The results of this work revealed that there are simply two criteria to be used in the decision-making process to choose the best lost circulation treatment. The first one is that the treatment has to have a high probability of success, and the other criterion is that the treatment has to have a relatively reasonable cost based on the type of loss. In different words, optimization has to be conducted to choose treatments based on the type of loss. However, some treatments with a high probability of success may have a low number of usage which might be the reason behind the high probability of success. Thus, careful attention should be given for the number of uses of each treatment when calculating the probability. On the other hand, some treatments have a low probability of success and high cost, which indicates that the high cost does not always correlate with a high probability of success. In addition, the type of loss will play a major rule in selecting the treatments since some treatments are too expensive to be applied for partial loss as an example, and usually, other options are available.

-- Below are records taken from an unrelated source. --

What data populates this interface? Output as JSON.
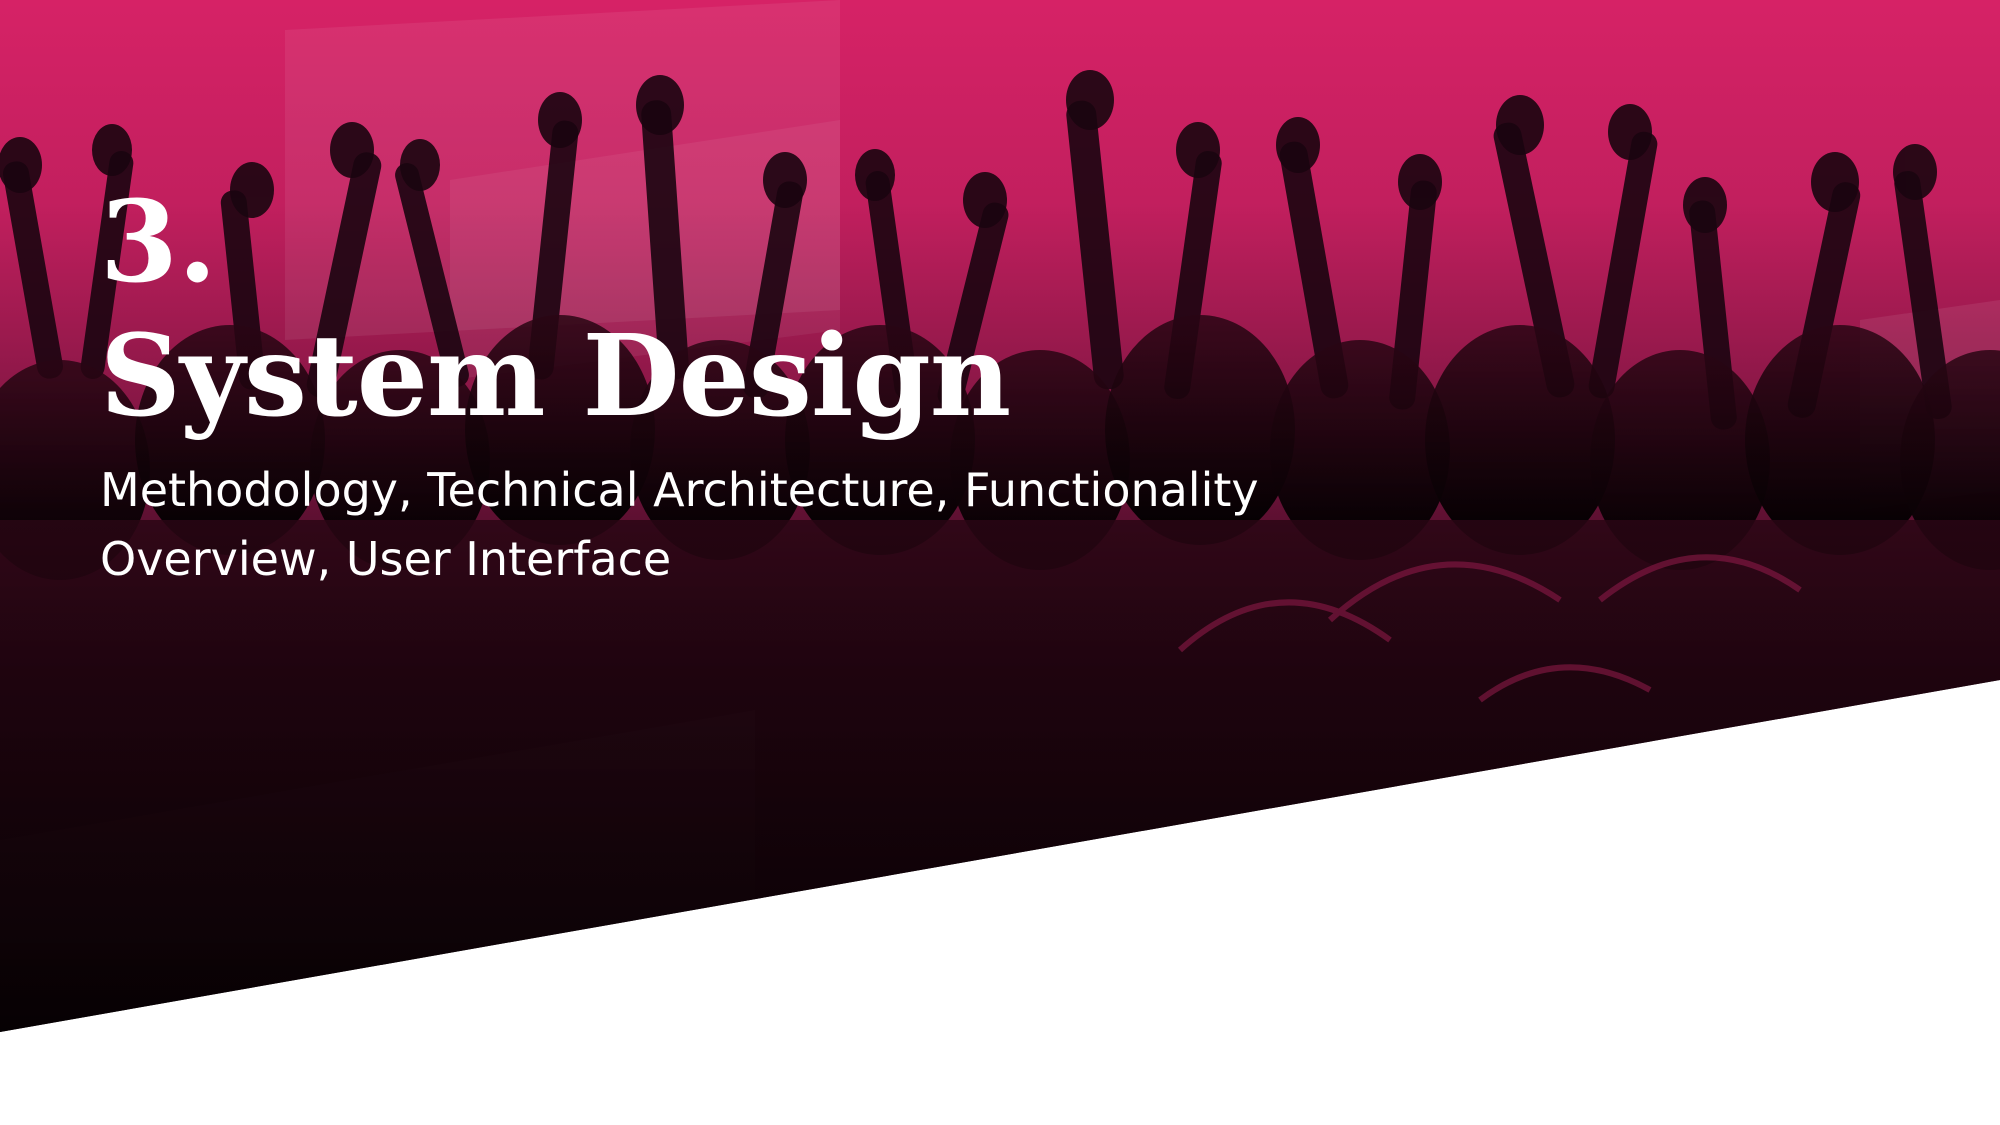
{
  "slide": {
    "number": "3.",
    "title": "System Design",
    "subtitle": "Methodology, Technical Architecture, Functionality Overview, User Interface"
  },
  "colors": {
    "accent": "#d62266",
    "background": "#ffffff",
    "text": "#ffffff"
  }
}
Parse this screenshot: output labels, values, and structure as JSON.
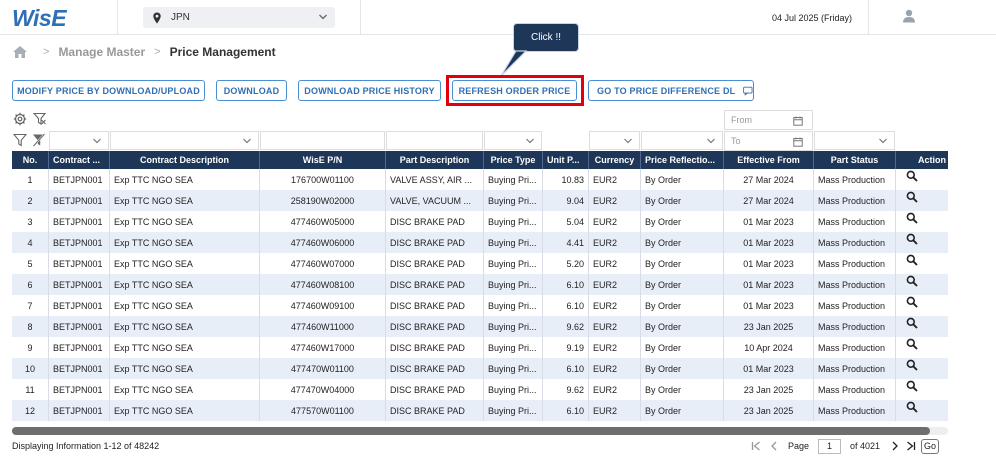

In short, this study will provide clear insights into the cost and probability of the state-of-the-art lost circulation treatments and materials used in the oil and gas industry. The recommendations provided by this study can be utilized to make better future decisions to treat lost circulation.
In the lateral reservoir section (6.125 in.), stick/slip became more severe and resulted in higher costs. It was vital to identify the root cause of, and to implement preventative measures for, the damage. This article, written by JPT Technology Editor Chris Carpenter, contains highlights of paper IPTC 19058, “Resolving Torsional Vibration in Horizontal Limestone Reservoirs Prevents Severe Equipment Damages,” by Adil Zahran Al Busaidi, SPE, Ahmed El Hawy, Ahmed Omara, Ali Baqir Al Lawati, Ramiro Oswaldo Vasquez Bautista, SPE, Muhannad Awadalla, and Ghaida Abdullah Salim Al Ghaithi, Schlumberger, and Zied Chibani, SPE, and Suroor Al Jamaei, Petroleum Development Oman, prepared for the 2019 International Petroleum Technology Conference, Beijing, 26–28 March. The paper has not been peer reviewed.